**DIRECTIONS FOR THIS TASK**
Each line of the listing needs to be given again exactly.

**RECORDS PROVIDED**
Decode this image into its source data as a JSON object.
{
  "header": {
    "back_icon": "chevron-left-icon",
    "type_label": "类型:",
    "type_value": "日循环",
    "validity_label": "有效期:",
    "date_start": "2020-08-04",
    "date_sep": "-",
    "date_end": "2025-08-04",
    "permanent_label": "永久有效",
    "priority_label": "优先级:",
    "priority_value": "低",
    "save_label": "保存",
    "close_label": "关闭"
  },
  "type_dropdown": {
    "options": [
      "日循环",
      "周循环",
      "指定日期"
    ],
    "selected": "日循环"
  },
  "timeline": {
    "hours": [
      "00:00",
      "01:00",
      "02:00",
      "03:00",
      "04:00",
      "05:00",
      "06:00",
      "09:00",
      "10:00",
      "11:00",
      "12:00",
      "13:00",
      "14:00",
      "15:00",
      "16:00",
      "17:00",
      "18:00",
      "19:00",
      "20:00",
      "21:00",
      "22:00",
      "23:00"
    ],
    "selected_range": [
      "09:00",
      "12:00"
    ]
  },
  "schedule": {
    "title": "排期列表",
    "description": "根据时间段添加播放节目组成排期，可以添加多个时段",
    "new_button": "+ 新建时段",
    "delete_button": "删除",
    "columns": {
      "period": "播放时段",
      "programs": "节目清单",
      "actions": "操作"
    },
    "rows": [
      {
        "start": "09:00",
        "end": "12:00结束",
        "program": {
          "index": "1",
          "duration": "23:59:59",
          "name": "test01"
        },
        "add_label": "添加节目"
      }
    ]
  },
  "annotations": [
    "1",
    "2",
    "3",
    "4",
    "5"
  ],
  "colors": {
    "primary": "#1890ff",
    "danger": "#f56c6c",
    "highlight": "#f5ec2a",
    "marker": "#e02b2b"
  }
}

**SOLUTION TO THE PROBLEM**
Decode this image into its source data as a JSON object.
{
  "header": {
    "back_icon": "chevron-left-icon",
    "type_label": "类型:",
    "type_value": "日循环",
    "validity_label": "有效期:",
    "date_start": "2020-08-04",
    "date_sep": "-",
    "date_end": "2025-08-04",
    "permanent_label": "永久有效",
    "priority_label": "优先级:",
    "priority_value": "低",
    "save_label": "保存",
    "close_label": "关闭"
  },
  "type_dropdown": {
    "options": [
      "日循环",
      "周循环",
      "指定日期"
    ],
    "selected": "日循环"
  },
  "timeline": {
    "hours": [
      "00:00",
      "01:00",
      "02:00",
      "03:00",
      "04:00",
      "05:00",
      "06:00",
      "09:00",
      "10:00",
      "11:00",
      "12:00",
      "13:00",
      "14:00",
      "15:00",
      "16:00",
      "17:00",
      "18:00",
      "19:00",
      "20:00",
      "21:00",
      "22:00",
      "23:00"
    ],
    "selected_range": [
      "09:00",
      "12:00"
    ]
  },
  "schedule": {
    "title": "排期列表",
    "description": "根据时间段添加播放节目组成排期，可以添加多个时段",
    "new_button": "+ 新建时段",
    "delete_button": "删除",
    "columns": {
      "period": "播放时段",
      "programs": "节目清单",
      "actions": "操作"
    },
    "rows": [
      {
        "start": "09:00",
        "end": "12:00结束",
        "program": {
          "index": "1",
          "duration": "23:59:59",
          "name": "test01"
        },
        "add_label": "添加节目"
      }
    ]
  },
  "annotations": [
    "1",
    "2",
    "3",
    "4",
    "5"
  ],
  "colors": {
    "primary": "#1890ff",
    "danger": "#f56c6c",
    "highlight": "#f5ec2a",
    "marker": "#e02b2b"
  }
}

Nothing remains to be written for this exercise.